It’s rare for a band to pull me into a style I don’t naturally gravitate towards, but this album did just that. The post-rock style components were crafted so effectively that they caught and held my attention in a way few others have managed. Maybe this will be the gateway for me, to give that style another look and listen.
And we have some doom elements! It’s this blend of post-rock and doom, folk, coupled with their unique approach, that made this album stand out for me. I have to give it up for Tvinna’s ability to not only create great music within their chosen styles but also to reach listeners like myself, who might not typically engage with the more post side of things. And for me it’s a bridge across musical preferences, inviting people like myself over to the artistry within these styles.
I’ve had this album for a while now, I’ve been able to immerse myself in its depths repeatedly over an extended period. In today’s fast-paced world, where new content constantly bombards us, it’s a rare gem that retains its freshness and appeal through multiple listens. This album does exactly that. Each time I’ve returned to it, I’ve been greeted with the same sense excitement as the first listen. It’s one of those exceptional albums that doesn’t just blend into the background of the ever-growing music library in my mind.

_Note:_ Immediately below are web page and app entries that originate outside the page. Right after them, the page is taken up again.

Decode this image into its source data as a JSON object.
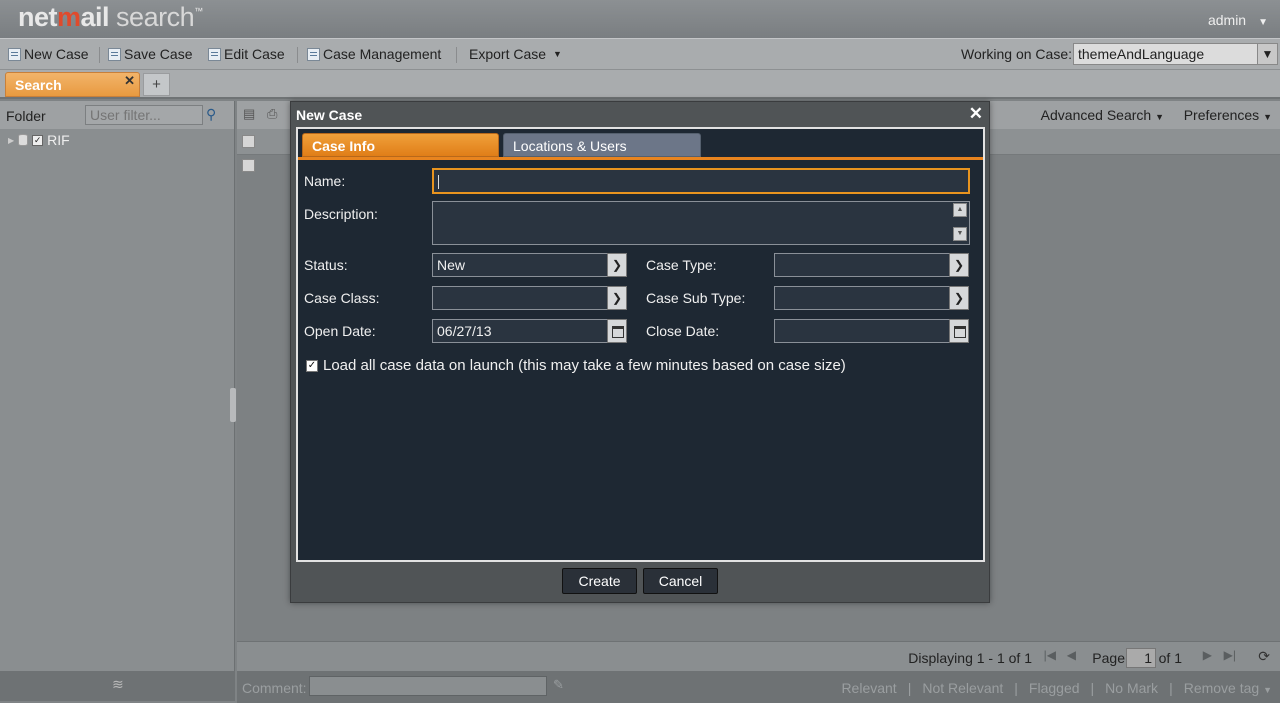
{
  "header": {
    "logo_net": "net",
    "logo_m": "m",
    "logo_ail": "ail",
    "logo_search": " search",
    "logo_tm": "™",
    "user": "admin"
  },
  "toolbar": {
    "new_case": "New Case",
    "save_case": "Save Case",
    "edit_case": "Edit Case",
    "case_management": "Case Management",
    "export_case": "Export Case",
    "working_label": "Working on Case:",
    "working_value": "themeAndLanguage"
  },
  "tabs": {
    "search": "Search",
    "add": "+"
  },
  "left": {
    "folder_label": "Folder",
    "filter_placeholder": "User filter...",
    "tree_item": "RIF"
  },
  "main": {
    "advanced_search": "Advanced Search",
    "preferences": "Preferences"
  },
  "paging": {
    "displaying": "Displaying 1 - 1 of 1",
    "page_label": "Page",
    "page_value": "1",
    "of_label": "of 1"
  },
  "comment": {
    "label": "Comment:",
    "marks": [
      "Relevant",
      "Not Relevant",
      "Flagged",
      "No Mark",
      "Remove tag"
    ]
  },
  "modal": {
    "title": "New Case",
    "tab_case_info": "Case Info",
    "tab_locations": "Locations & Users",
    "name_label": "Name:",
    "name_value": "",
    "description_label": "Description:",
    "status_label": "Status:",
    "status_value": "New",
    "case_type_label": "Case Type:",
    "case_type_value": "",
    "case_class_label": "Case Class:",
    "case_class_value": "",
    "case_sub_type_label": "Case Sub Type:",
    "case_sub_type_value": "",
    "open_date_label": "Open Date:",
    "open_date_value": "06/27/13",
    "close_date_label": "Close Date:",
    "close_date_value": "",
    "load_all_label": "Load all case data on launch (this may take a few minutes based on case size)",
    "load_all_checked": true,
    "create_button": "Create",
    "cancel_button": "Cancel"
  }
}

Yes, I know people often declare an album as ‘unique experience’ or as an ‘ journey.’ These terms have been overused to the point of losing their impact. However, in the case of this album, such descriptions feel not only appropriate but necessary. It transcends the typical boundaries of genre and expectation, offering a listening experience that is genuinely distinct.
From the intricate layering of sounds to the thoughtful progression of themes, every element of this album is crafted with precision and care. It hits all the right notes, fulfilling not just my criteria for what makes music great but also adding something extra, something indefinable that elevates it to another level.
I believe this album is not just for a select few, as it has the potential to resonate with a broad audience. Its universal appeal lies in its ability to connect deeply, regardless of their usual genre preferences. I’m confident will grab a wide range of fans of dark folk music and lovers of metal. I can’t wait for it to be released to the wider public, who I’m sure will embrace it just as enthusiastically as I have.